:: Exercise description ::
Output each entry verbatim.

:: Information provided ::
++++++
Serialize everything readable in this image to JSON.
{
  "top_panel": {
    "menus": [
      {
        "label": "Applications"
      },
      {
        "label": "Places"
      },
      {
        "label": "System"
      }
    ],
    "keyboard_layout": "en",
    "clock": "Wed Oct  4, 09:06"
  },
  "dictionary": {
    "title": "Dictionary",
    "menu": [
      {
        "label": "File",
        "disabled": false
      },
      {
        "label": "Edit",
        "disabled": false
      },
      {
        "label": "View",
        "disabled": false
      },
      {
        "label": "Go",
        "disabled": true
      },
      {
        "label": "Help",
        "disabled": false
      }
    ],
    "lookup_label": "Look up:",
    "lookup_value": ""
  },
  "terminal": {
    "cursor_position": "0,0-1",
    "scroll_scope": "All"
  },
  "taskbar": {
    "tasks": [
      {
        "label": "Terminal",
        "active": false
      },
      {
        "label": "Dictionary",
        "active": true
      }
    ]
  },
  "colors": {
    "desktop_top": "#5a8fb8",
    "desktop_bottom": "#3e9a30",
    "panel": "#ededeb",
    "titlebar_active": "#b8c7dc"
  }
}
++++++
:: Output below ::
Serialize everything readable in this image to JSON.
{
  "top_panel": {
    "menus": [
      {
        "label": "Applications"
      },
      {
        "label": "Places"
      },
      {
        "label": "System"
      }
    ],
    "keyboard_layout": "en",
    "clock": "Wed Oct  4, 09:06"
  },
  "dictionary": {
    "title": "Dictionary",
    "menu": [
      {
        "label": "File",
        "disabled": false
      },
      {
        "label": "Edit",
        "disabled": false
      },
      {
        "label": "View",
        "disabled": false
      },
      {
        "label": "Go",
        "disabled": true
      },
      {
        "label": "Help",
        "disabled": false
      }
    ],
    "lookup_label": "Look up:",
    "lookup_value": ""
  },
  "terminal": {
    "cursor_position": "0,0-1",
    "scroll_scope": "All"
  },
  "taskbar": {
    "tasks": [
      {
        "label": "Terminal",
        "active": false
      },
      {
        "label": "Dictionary",
        "active": true
      }
    ]
  },
  "colors": {
    "desktop_top": "#5a8fb8",
    "desktop_bottom": "#3e9a30",
    "panel": "#ededeb",
    "titlebar_active": "#b8c7dc"
  }
}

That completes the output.